### [Work item]
Please copy out all the data. Every detail stays the same.

### [Web page and app entries]

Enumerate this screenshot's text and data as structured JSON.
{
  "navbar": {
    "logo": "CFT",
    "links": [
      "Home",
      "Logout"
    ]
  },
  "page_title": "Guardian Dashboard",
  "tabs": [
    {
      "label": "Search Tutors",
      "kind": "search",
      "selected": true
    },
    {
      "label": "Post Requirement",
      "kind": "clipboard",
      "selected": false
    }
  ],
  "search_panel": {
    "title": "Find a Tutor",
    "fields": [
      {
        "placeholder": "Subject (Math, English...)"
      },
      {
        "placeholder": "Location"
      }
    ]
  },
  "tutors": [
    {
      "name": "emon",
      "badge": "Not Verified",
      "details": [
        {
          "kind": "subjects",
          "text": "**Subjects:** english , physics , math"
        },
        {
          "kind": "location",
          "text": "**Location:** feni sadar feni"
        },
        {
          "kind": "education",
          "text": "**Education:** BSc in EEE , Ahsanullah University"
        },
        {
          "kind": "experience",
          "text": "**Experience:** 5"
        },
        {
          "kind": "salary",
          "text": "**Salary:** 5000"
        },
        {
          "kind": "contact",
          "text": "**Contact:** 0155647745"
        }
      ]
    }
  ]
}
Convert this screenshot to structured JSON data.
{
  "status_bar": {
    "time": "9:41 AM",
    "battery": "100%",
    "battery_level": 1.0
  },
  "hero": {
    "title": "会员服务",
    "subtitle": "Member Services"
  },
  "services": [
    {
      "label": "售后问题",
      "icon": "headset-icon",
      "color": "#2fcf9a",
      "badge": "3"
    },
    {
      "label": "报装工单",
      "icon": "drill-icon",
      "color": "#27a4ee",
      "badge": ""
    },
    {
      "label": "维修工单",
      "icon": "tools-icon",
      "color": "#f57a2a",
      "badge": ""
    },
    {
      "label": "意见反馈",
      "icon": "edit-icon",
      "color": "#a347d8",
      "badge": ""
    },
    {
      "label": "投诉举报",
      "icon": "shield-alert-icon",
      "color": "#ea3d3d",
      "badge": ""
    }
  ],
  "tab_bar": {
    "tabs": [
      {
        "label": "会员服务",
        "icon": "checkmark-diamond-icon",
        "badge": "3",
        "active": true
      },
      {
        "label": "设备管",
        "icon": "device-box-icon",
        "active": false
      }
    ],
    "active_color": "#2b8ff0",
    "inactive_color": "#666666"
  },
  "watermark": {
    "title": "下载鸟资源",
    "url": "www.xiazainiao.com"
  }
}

### [Exercise result]
Enumerate this screenshot's text and data as structured JSON.
{
  "navbar": {
    "logo": "CFT",
    "links": [
      "Home",
      "Logout"
    ]
  },
  "page_title": "Guardian Dashboard",
  "tabs": [
    {
      "label": "Search Tutors",
      "kind": "search",
      "selected": true
    },
    {
      "label": "Post Requirement",
      "kind": "clipboard",
      "selected": false
    }
  ],
  "search_panel": {
    "title": "Find a Tutor",
    "fields": [
      {
        "placeholder": "Subject (Math, English...)"
      },
      {
        "placeholder": "Location"
      }
    ]
  },
  "tutors": [
    {
      "name": "emon",
      "badge": "Not Verified",
      "details": [
        {
          "kind": "subjects",
          "text": "**Subjects:** english , physics , math"
        },
        {
          "kind": "location",
          "text": "**Location:** feni sadar feni"
        },
        {
          "kind": "education",
          "text": "**Education:** BSc in EEE , Ahsanullah University"
        },
        {
          "kind": "experience",
          "text": "**Experience:** 5"
        },
        {
          "kind": "salary",
          "text": "**Salary:** 5000"
        },
        {
          "kind": "contact",
          "text": "**Contact:** 0155647745"
        }
      ]
    }
  ]
}
Convert this screenshot to structured JSON data.
{
  "status_bar": {
    "time": "9:41 AM",
    "battery": "100%",
    "battery_level": 1.0
  },
  "hero": {
    "title": "会员服务",
    "subtitle": "Member Services"
  },
  "services": [
    {
      "label": "售后问题",
      "icon": "headset-icon",
      "color": "#2fcf9a",
      "badge": "3"
    },
    {
      "label": "报装工单",
      "icon": "drill-icon",
      "color": "#27a4ee",
      "badge": ""
    },
    {
      "label": "维修工单",
      "icon": "tools-icon",
      "color": "#f57a2a",
      "badge": ""
    },
    {
      "label": "意见反馈",
      "icon": "edit-icon",
      "color": "#a347d8",
      "badge": ""
    },
    {
      "label": "投诉举报",
      "icon": "shield-alert-icon",
      "color": "#ea3d3d",
      "badge": ""
    }
  ],
  "tab_bar": {
    "tabs": [
      {
        "label": "会员服务",
        "icon": "checkmark-diamond-icon",
        "badge": "3",
        "active": true
      },
      {
        "label": "设备管",
        "icon": "device-box-icon",
        "active": false
      }
    ],
    "active_color": "#2b8ff0",
    "inactive_color": "#666666"
  },
  "watermark": {
    "title": "下载鸟资源",
    "url": "www.xiazainiao.com"
  }
}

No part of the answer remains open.